Startup funding is often made in the form of an initial investment in a program by an organization, donor, or philanthropic campaign. In raising funds for “stuff”, it is easy to provide tangible benefit to the stakeholder who puts forth the investment. It is much easier to raise funds for a room to place a plaque identifying the sponsor of that space, or to a piece of equipment. It is much more difficult to put a plaque on a person.

Operating expenses for staff salary and overhead should not rely on external donations or grant funding. Both sources tend to be for the short term, leaving you with an unusable area full of equipment in the long run.

Early frank and realistic operational funding agreements among the stakeholders are essential for program survival. How will the program operations be funded? What proportions are assigned to the different stakeholders? In return for what level of access? Who is responsible for what piece of funding? And when? Make sure these decisions are secured with letters of agreement otherwise once the bill arrives it may be difficult collecting the funds.

Funding is a key area that should not be glossed over in the excitement to start a program. The time taken to finalize these details at the beginning will save a significant amount of future worry and time taken away from the educational mission of the program. There is no right or wrong answer to how funding is established, so come to whatever consensus is mutually beneficial for the stakeholders. We cannot stress enough that this key question should be answered as soon as possible in program development.

Question #7 – What are the next steps?

Now that you have answered these questions you will have a good idea of how the program will look, from the equipment and space needs, types and scope of learners and activities, staffing needs, faculty development and funding.

Dhanashri Kohok (right), resident of social and preventive medicine and internal medicine; Joel Beatty, MD, resident, social and preventive medicine. (Photo: Behling Simulation Center)
Practicing invasive skills on task trainers has been shown to decrease complications when performed on live patients. Image Credit: Behling Simulation Center.

Time to bring it all together into a functional timeline with assigned roles, responsibilities, and deadlines so that the stakeholder shared mental model is not lost and development proceeds in a focused, tangible manner.

Starting with a limited, focused, pilot program provides the grace period to gain valuable experience, work out the uncertainties, identify gaps and create efficiencies. This is an excellent way to establish a proof of concept, credibility and internal public relations to ensure full support for next level steps.

In summary:

  1. Use a clear definition of the different types of simulation and their

resources to harmonize the stakeholders’ expectations. .

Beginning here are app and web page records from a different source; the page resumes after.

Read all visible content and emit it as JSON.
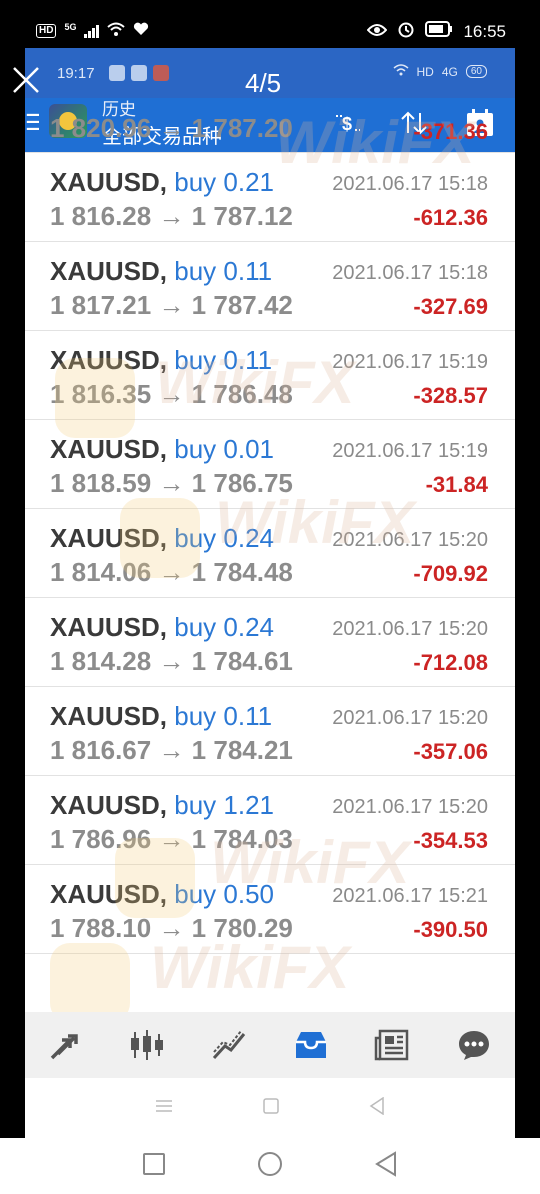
{
  "outer_status": {
    "time": "16:55",
    "network": "5G",
    "hd": "HD"
  },
  "viewer": {
    "counter": "4/5"
  },
  "inner_status": {
    "time": "19:17",
    "hd": "HD",
    "network": "4G",
    "battery": "60"
  },
  "app_bar": {
    "title": "历史",
    "subtitle": "全部交易品种"
  },
  "watermark": "WikiFX",
  "trades": [
    {
      "symbol": "",
      "side": "",
      "datetime": "",
      "open": "1 820.96",
      "close": "1 787.20",
      "profit": "-371.36"
    },
    {
      "symbol": "XAUUSD,",
      "side": "buy 0.21",
      "datetime": "2021.06.17 15:18",
      "open": "1 816.28",
      "close": "1 787.12",
      "profit": "-612.36"
    },
    {
      "symbol": "XAUUSD,",
      "side": "buy 0.11",
      "datetime": "2021.06.17 15:18",
      "open": "1 817.21",
      "close": "1 787.42",
      "profit": "-327.69"
    },
    {
      "symbol": "XAUUSD,",
      "side": "buy 0.11",
      "datetime": "2021.06.17 15:19",
      "open": "1 816.35",
      "close": "1 786.48",
      "profit": "-328.57"
    },
    {
      "symbol": "XAUUSD,",
      "side": "buy 0.01",
      "datetime": "2021.06.17 15:19",
      "open": "1 818.59",
      "close": "1 786.75",
      "profit": "-31.84"
    },
    {
      "symbol": "XAUUSD,",
      "side": "buy 0.24",
      "datetime": "2021.06.17 15:20",
      "open": "1 814.06",
      "close": "1 784.48",
      "profit": "-709.92"
    },
    {
      "symbol": "XAUUSD,",
      "side": "buy 0.24",
      "datetime": "2021.06.17 15:20",
      "open": "1 814.28",
      "close": "1 784.61",
      "profit": "-712.08"
    },
    {
      "symbol": "XAUUSD,",
      "side": "buy 0.11",
      "datetime": "2021.06.17 15:20",
      "open": "1 816.67",
      "close": "1 784.21",
      "profit": "-357.06"
    },
    {
      "symbol": "XAUUSD,",
      "side": "buy 1.21",
      "datetime": "2021.06.17 15:20",
      "open": "1 786.96",
      "close": "1 784.03",
      "profit": "-354.53"
    },
    {
      "symbol": "XAUUSD,",
      "side": "buy 0.50",
      "datetime": "2021.06.17 15:21",
      "open": "1 788.10",
      "close": "1 780.29",
      "profit": "-390.50"
    }
  ],
  "colors": {
    "app_bar": "#1f6fd4",
    "loss": "#cc2424",
    "side": "#2b78d4",
    "active_tab": "#1f6fd4"
  },
  "bottom_tabs": [
    {
      "icon": "trade-arrows-icon",
      "active": false
    },
    {
      "icon": "candlestick-icon",
      "active": false
    },
    {
      "icon": "line-chart-icon",
      "active": false
    },
    {
      "icon": "inbox-history-icon",
      "active": true
    },
    {
      "icon": "news-icon",
      "active": false
    },
    {
      "icon": "chat-icon",
      "active": false
    }
  ]
}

  1. Establish a simulation usage plan to help develop funding for operations personnel, equipment, space, logistics, and supplies.
  1. Identify and use key representative stakeholders to create the shared mental model for program development so that resources can be optimized.
  1. Create sustainability and buy-in by linking desired outcomes to tangible problem solving that can be measured.
  1. Standardize methodology to support operations, trust, credibility, and allow for outcome measures to be obtained.
  1. Identify budget and funding details based on clearly defined utilization metrics.
  1. Create a focused timeline for activities with clear responsibilities and resources for

Accomplishment defined.

These are the foundations to build your simulation program. Make sure your beginning gets off to the right start!

About the Authors:

Jane Kleinman, RN, MAOM, is the CEO of Performance Gap Solutions, LLC and founder of Medical Simulation Design, Inc. She may be contacted at jane@performimprove.com

Jeff Myers, MD, is the CEO of Fast Track Solutions, LLC and is a practicing emergency physician and emergency care consultant and educator in Buffalo, NY. He can be reached by e-mail at jeff@fasttracksolutionsllc.com.